As the Ravens have spent the last few weeks dissecting what went wrong with their offense last season, a common theme is that they need to fix the run game.
Baltimore had one of the worst rushing attacks in the league, and Owner Steve Bisciotti stressed during Tuesday's season-review press conference that the Ravens need to build a more effective rushing offense next season.
"We're all in agreement that you need a more balanced offense," Bisciotti said. "I think that our success still goes back to good defense and balance, and that means a strong running game."
The Ravens were skewed towards the passing game this year, and threw the ball more than any other team in the league (679 attempts). Some of the passing numbers were the result of situational football when the Ravens fell behind in games, but both offensive coordinators, Marc Trestman and Marty Mornhinweg, strayed from the run at times even when the unit was finding success.
Running backs Terrance West and Kenneth Dixon both came on strong and showed good burst at the end of the season, but the Ravens still finished the season with a franchise-low 367 rushing attempts.
"I was really disappointed in the lack of a run game, the lack of a commitment to a running game. But sometimes when you're in the heat of things, there weren't a lot of times that I was screaming at the TV or at the games saying, 'Run it, run it, run it.' It doesn't necessarily dawn on me," Bisciotti said.
"I think that the end result and the disparity speaks for itself, and I don't think that we're going to be successful putting the ball in the air 600-some times. It's just not our identity, and I don't know how we got that far away from it."

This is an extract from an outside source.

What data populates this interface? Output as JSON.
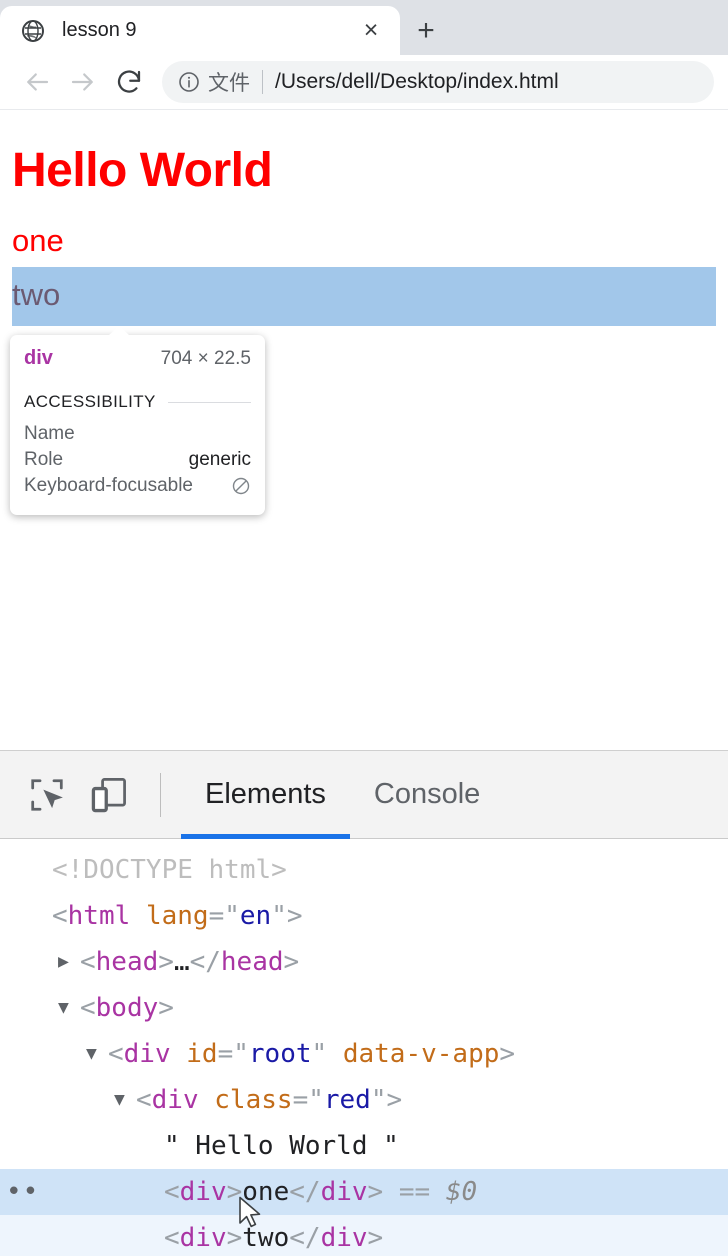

Head Coach John Harbaugh opted to retain Mornhinweg as his offensive coordinator next season, and he's stressed that the veteran NFL coach is committed to the run game. Harbaugh and Mornhinweg also said multiple times throughout the season that the Ravens need to be more effective and committed to the ground game.
"We have to run the ball a lot better," Harbaugh said. "We have to run it more, better."
Bisciotti's description of the team's identity is a bit of a throwback to what the old-[hyphen]school Ravens teams used to look like. Baltimore initially found its success as a team that won with a dominating defense and an offense that took time off the clock and didn't make mistakes.
The scales have tipped the other way in recent years, in large part to putting more on quarterback Joe Flacco's shoulders, but Bisciotti still sees defense and a balanced offense as what he wants from his teams.
"I want to run the ball. I want to control the clock. I want to play good defense," he said.
"Balance – I certainly want it. And I certainly don't have anybody up here telling me that I'm wrong. How we got away from it, that's something that will probably get behind us pretty quickly because, really, it is what it is. And I think it's bad and I think we'll change it."